## Problem
After removing every image, reproduce the data exactly as it appears.

## Input material

---

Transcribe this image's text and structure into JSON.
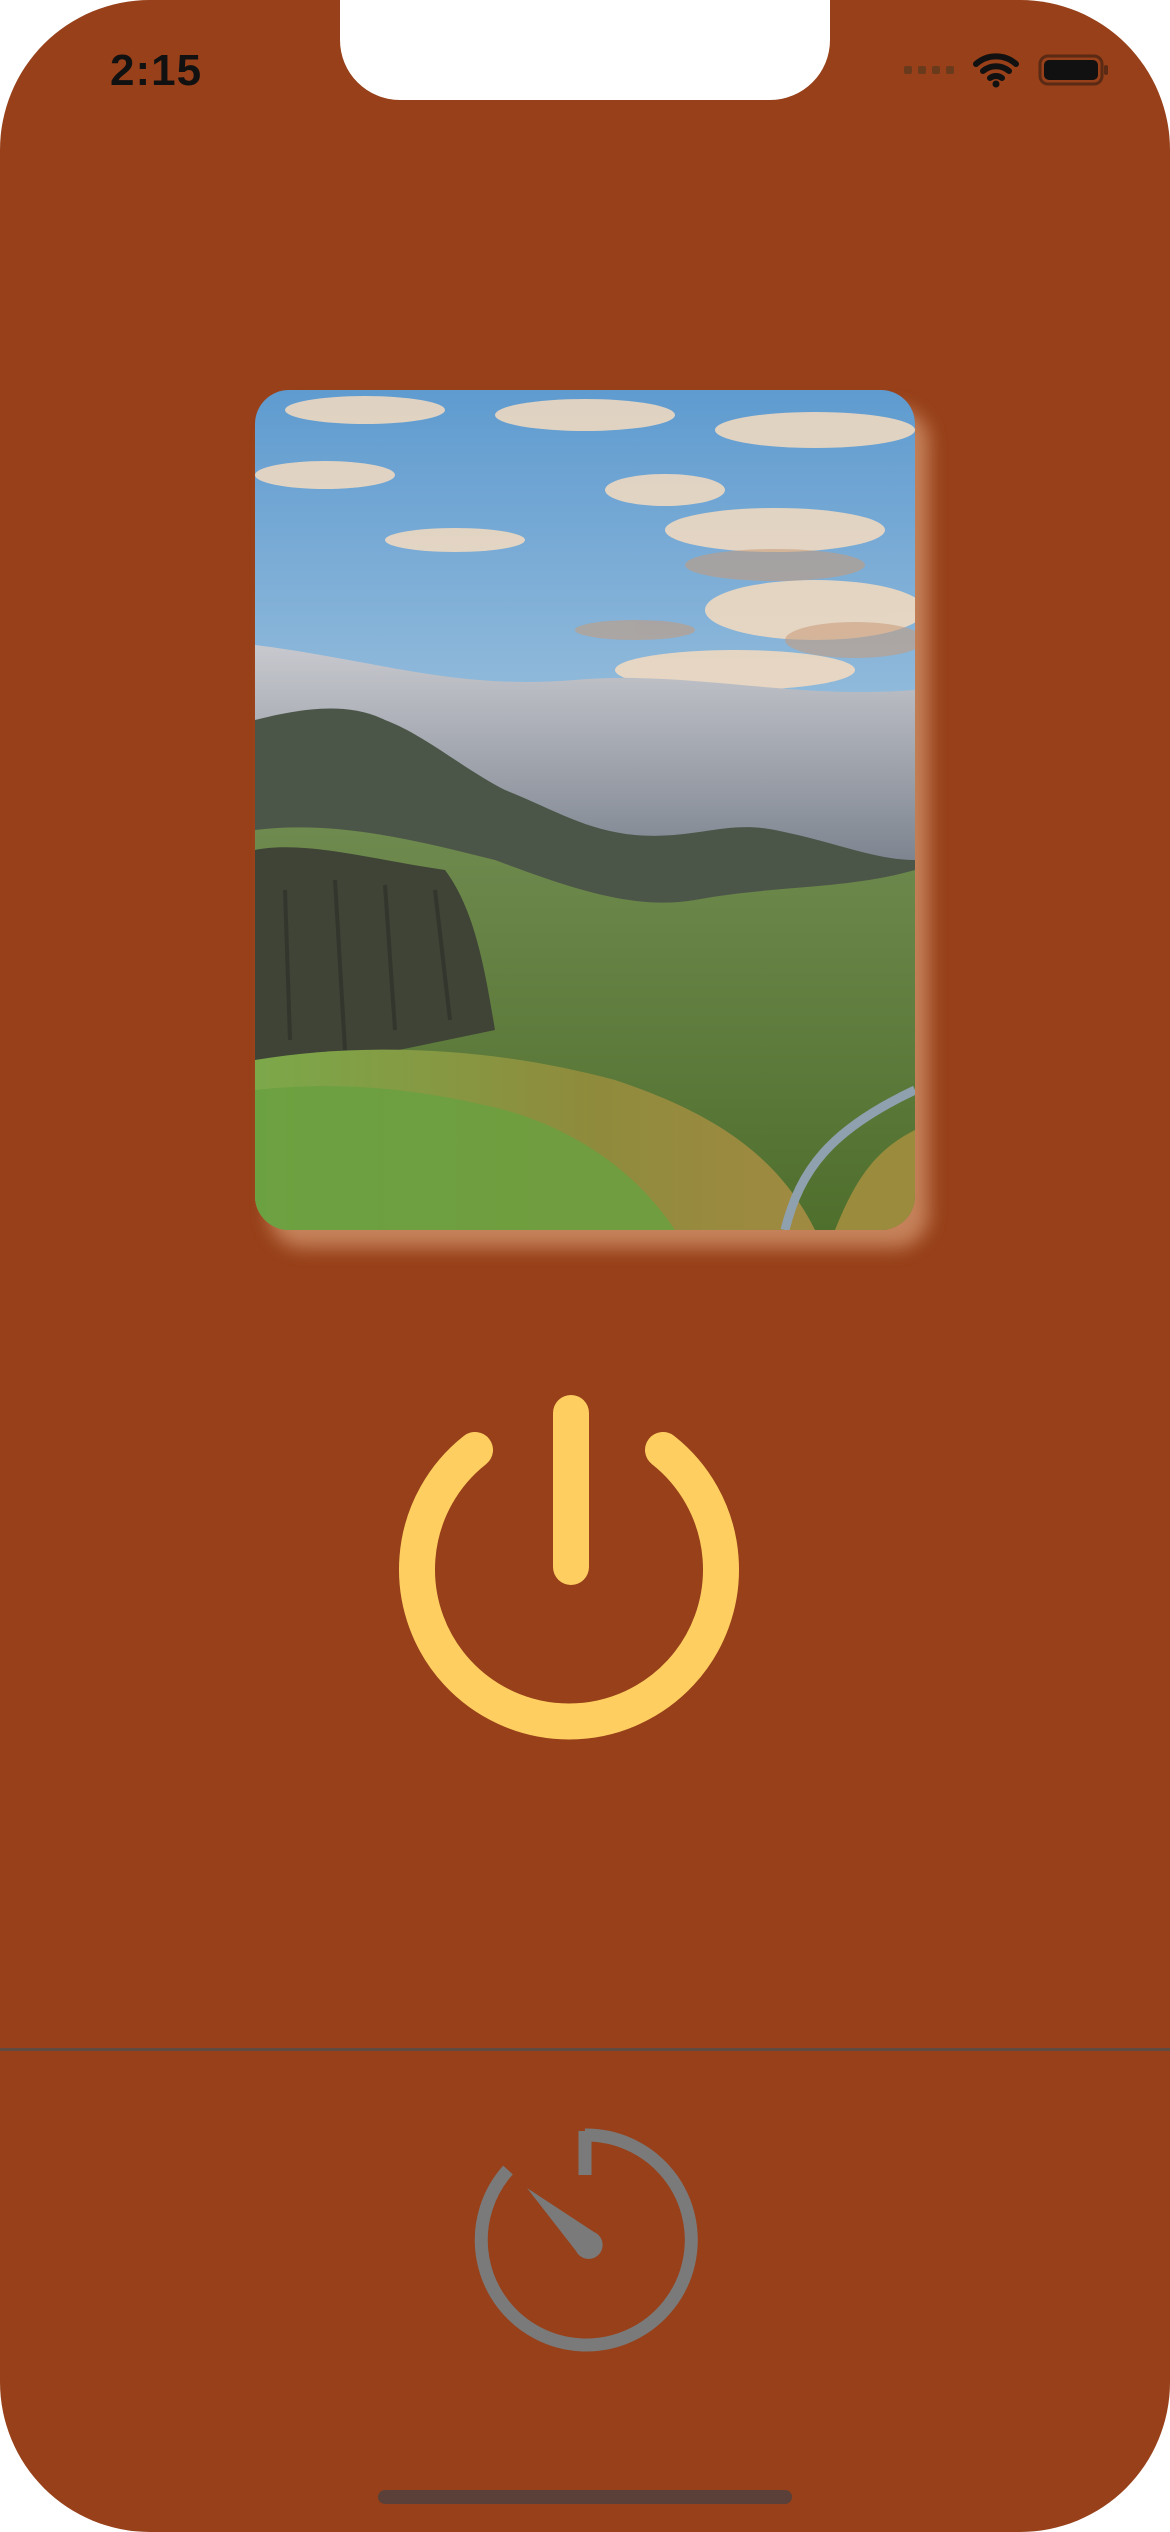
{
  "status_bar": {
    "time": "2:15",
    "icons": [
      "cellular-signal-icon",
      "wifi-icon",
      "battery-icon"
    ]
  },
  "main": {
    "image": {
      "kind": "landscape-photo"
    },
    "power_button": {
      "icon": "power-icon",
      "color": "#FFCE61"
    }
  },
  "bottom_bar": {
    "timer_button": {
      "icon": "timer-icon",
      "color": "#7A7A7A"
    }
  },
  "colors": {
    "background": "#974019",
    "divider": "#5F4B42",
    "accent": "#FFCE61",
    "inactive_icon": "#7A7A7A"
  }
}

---

## Exercise answer
Transcribe this image's text and structure into JSON.
{
  "status_bar": {
    "time": "2:15",
    "icons": [
      "cellular-signal-icon",
      "wifi-icon",
      "battery-icon"
    ]
  },
  "main": {
    "image": {
      "kind": "landscape-photo"
    },
    "power_button": {
      "icon": "power-icon",
      "color": "#FFCE61"
    }
  },
  "bottom_bar": {
    "timer_button": {
      "icon": "timer-icon",
      "color": "#7A7A7A"
    }
  },
  "colors": {
    "background": "#974019",
    "divider": "#5F4B42",
    "accent": "#FFCE61",
    "inactive_icon": "#7A7A7A"
  }
}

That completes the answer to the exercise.